The damage wrought by Vingegaard affected much of the GC. Pogačar, Rodriguez and Adam Yates retained their podium places but stage results for Simon Yates saw him jump three spots to fifth, Bilbao to sixth, Gall to eighth, while Hindley, Sepp Kuss and David Gaudu are clinging on to top ten spots.
Tadej Pogačar (UAE Team Emirates) efforts to claw back seconds on his Danish rival looked in vain after Jonas Vingegaard rode home a 1’28” gain in the Stage 16 Individual Time Trial. It was Jumbo Visma’s first stage win despite Vingegaard leading the race since Stage 6.
The stage was a 22.4km individual time trial that featured a flat and fast start, a downhill section through Sallanches, a power section on a false flat to Domancy, and a final climb to the finish line in Combloux. The climb was the Category 2 Côte de Domancy, which was 2.5km long with an average gradient of 9.4%. The stage was expected to favor the GC contenders over the time trial specialists, especially those who could handle the steep slopes and the change of pace.
The stage was won by the yellow jersey holder Jonas Vingegaard (Jumbo-Visma), who produced a blistering ride to take a giant step towards being crowned champion for a second consecutive year. The Danish rider flew out of the blocks and never let up, setting the fastest times at all three checkpoints and finishing in 32min 36sec. He was 1min 38sec faster than his closest rival Tadej Pogačar (UAE Team Emirates), who caught his two-minute man Carlos Rodriguez (Ineos Grenadiers) but could not match Vingegaard’s pace. It was Vingegaard’s first time trial victory in the Tour de France and arguably the greatest performance of his life.
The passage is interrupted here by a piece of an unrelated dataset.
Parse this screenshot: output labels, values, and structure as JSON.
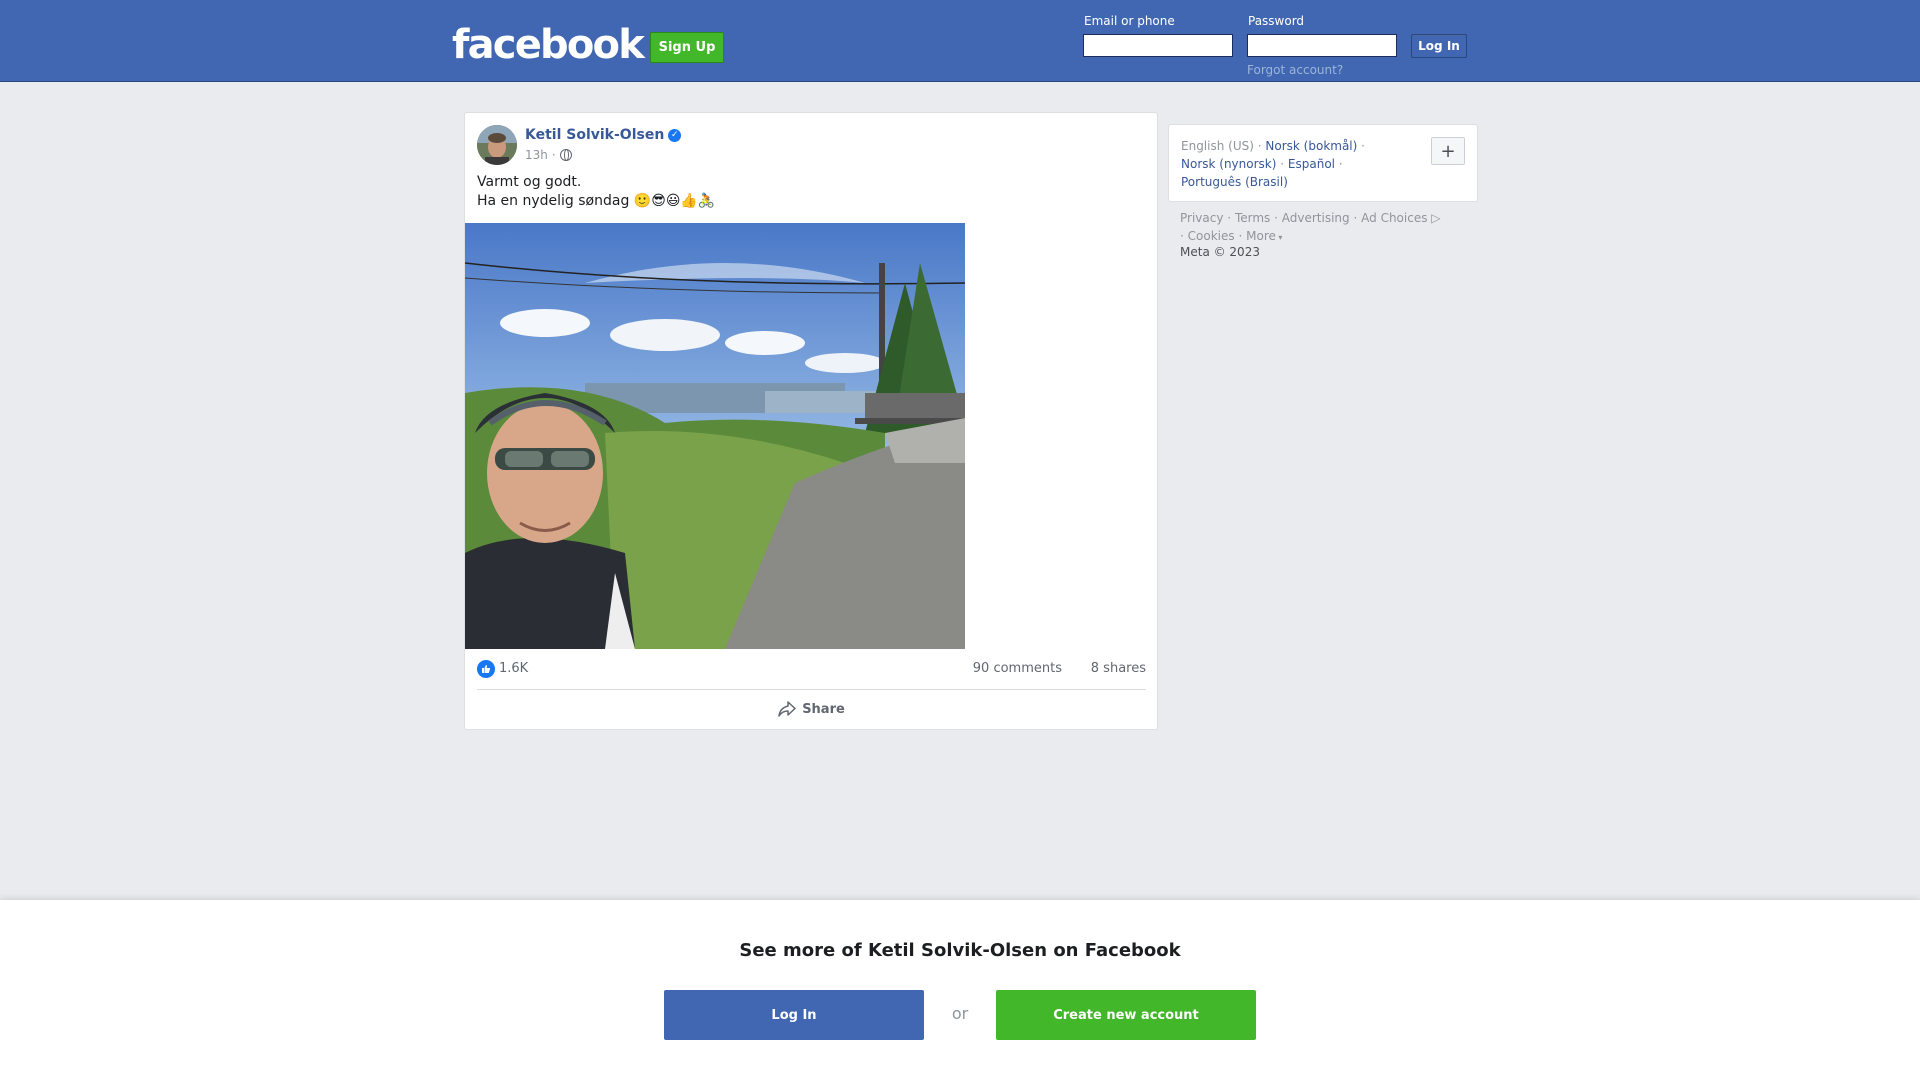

The second place on the stage went to Pogačar, who had to settle for second best after dominating the race last year. The Slovenian rider still put in a solid effort, but he was clearly not at his best and lost time on every section of the course. He now trails Vingegaard by 1min 48sec in the overall standings, with only two mountain stages and a flat finale left to try and close the gap.
The third place on the stage went to Wout van Aert (Jumbo-Visma), who showed his versatility once again by delivering a strong time trial after two second spots earlier in the race. The Belgian rider was still one minute 13 seconds seconds slower than Pogačar at the finish line and a 2’51” behind Vingegaard.
The top five
The top five on the stage were:
UAE Team Emirates
Wout van Aert
UAE Team Emirates
The top five in the overall standings after stage 16 were: